Then one day it happened: “I can remember the moment, I was sitting listening to the Today programme in the morning and he was doing an interview, I think it was from Singapore or somewhere, and he said, ‘the industries of the future, financial services, biotech, the science industries and the creative industries…’ and I just leapt out of my chair cheering, because he’d finally got it.”
Not everyone approved, especially within the creative sector, where the idea of monetising the arts was seen by many as diluting and cheapening aesthetic ideals.
Smith would frequently find himself profoundly debating the values and meaning of creativity when all he really wanted was a quiet night out at the theatre.

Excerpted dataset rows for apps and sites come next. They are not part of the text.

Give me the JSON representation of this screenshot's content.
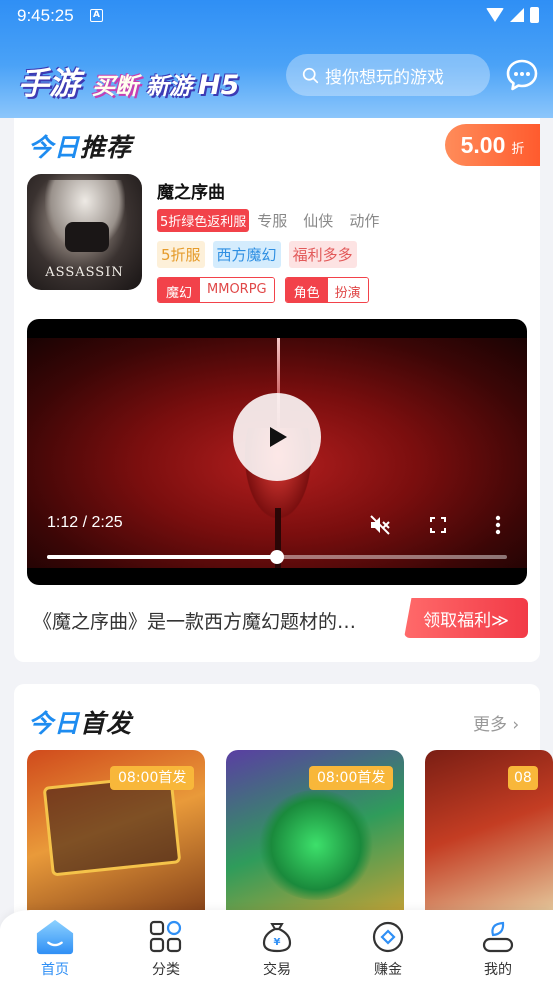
{
  "status_bar": {
    "time": "9:45:25",
    "notif_letter": "A"
  },
  "header": {
    "slogan": [
      "手游",
      "买断",
      "新游",
      "H5"
    ],
    "search_placeholder": "搜你想玩的游戏"
  },
  "recommend": {
    "title_blue": "今日",
    "title_dark": "推荐",
    "discount_value": "5.00",
    "discount_unit": "折",
    "game": {
      "name": "魔之序曲",
      "icon_brand": "ASSASSIN",
      "tag_highlight": "5折绿色返利服",
      "tags_plain": [
        "专服",
        "仙侠",
        "动作"
      ],
      "pills": [
        "5折服",
        "西方魔幻",
        "福利多多"
      ],
      "duo_tags": [
        {
          "left": "魔幻",
          "right": "MMORPG"
        },
        {
          "left": "角色",
          "right": "扮演"
        }
      ]
    },
    "video": {
      "time": "1:12 / 2:25",
      "progress": 0.5
    },
    "description": "《魔之序曲》是一款西方魔幻题材的…",
    "claim_button": "领取福利≫"
  },
  "first_launch": {
    "title_blue": "今日",
    "title_dark": "首发",
    "more": "更多 ›",
    "games": [
      {
        "badge": "08:00首发"
      },
      {
        "badge": "08:00首发"
      },
      {
        "badge": "08"
      }
    ]
  },
  "tabbar": {
    "tabs": [
      {
        "label": "首页",
        "icon": "home-icon",
        "active": true
      },
      {
        "label": "分类",
        "icon": "grid-icon",
        "active": false
      },
      {
        "label": "交易",
        "icon": "money-bag-icon",
        "active": false
      },
      {
        "label": "赚金",
        "icon": "coin-icon",
        "active": false
      },
      {
        "label": "我的",
        "icon": "user-icon",
        "active": false
      }
    ]
  },
  "colors": {
    "accent_blue": "#2f8ff5",
    "accent_red": "#f2424a",
    "discount_orange": "#ff5b2e",
    "badge_yellow": "#f8b73a"
  }
}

“It took time, but we got there,” he says now. “I happen to think that Britain is fairly naturally good at this, I used to compare what Nye Bevin had said back in the 1940s, he said: ‘We are an island of coal surrounded by a sea of fish’. And I used to say: ‘We are an island of creativity, surrounded by a world that speaks English.’ And those two things are incredibly useful for us, in terms of the impact of the creative industries.”
Having spent 10 years as chair of the Advertising Standards Authority, Smith is quick to include the advertising sector as an essential part of all this. “I think that the combination of effective self-regulation with the creativity of the sector has produced a very successful industry. And of course it goes up and down with economic cycles, but there’s still a lot of hope and purpose and good prospect there.”
Smith left his DCMS role in 2001, replaced by Tessa Jowell, who led the department for seven years. That two ministers were able to remain in their respective posts for well over a decade seems astonishing now, with a long and winding list of successors barely lasting a year at a time.
Few have impressed Smith, who points to a lack of focus on cuts in funding to local authorities as one significant impact on culture and creativity. At the time of writing, the present incumbent, Nadine Dorries (appointed September 2021), continues to cheerily court controversy.
Again, Smith is unimpressed. “My principal advice to her would be please resign,” he says.
“I think her war on the BBC is unforgivable. There are relatively few things that we do better than anywhere else in the world, and our national broadcaster is one of them. She really has done something very foolish there.
“Her willingness to contemplate selling off Channel 4 is likewise a big, big mistake; her devotion to what she would call cultural wars and attack on supposed ‘wokeness’ is a total misunderstanding of where the British public are at and their ability to understand the complexities of our history and sense of identity.”
Twenty-five years on, that keeness to protect and promote our great creative assets continues to burn bright.
Picture: Colin Stout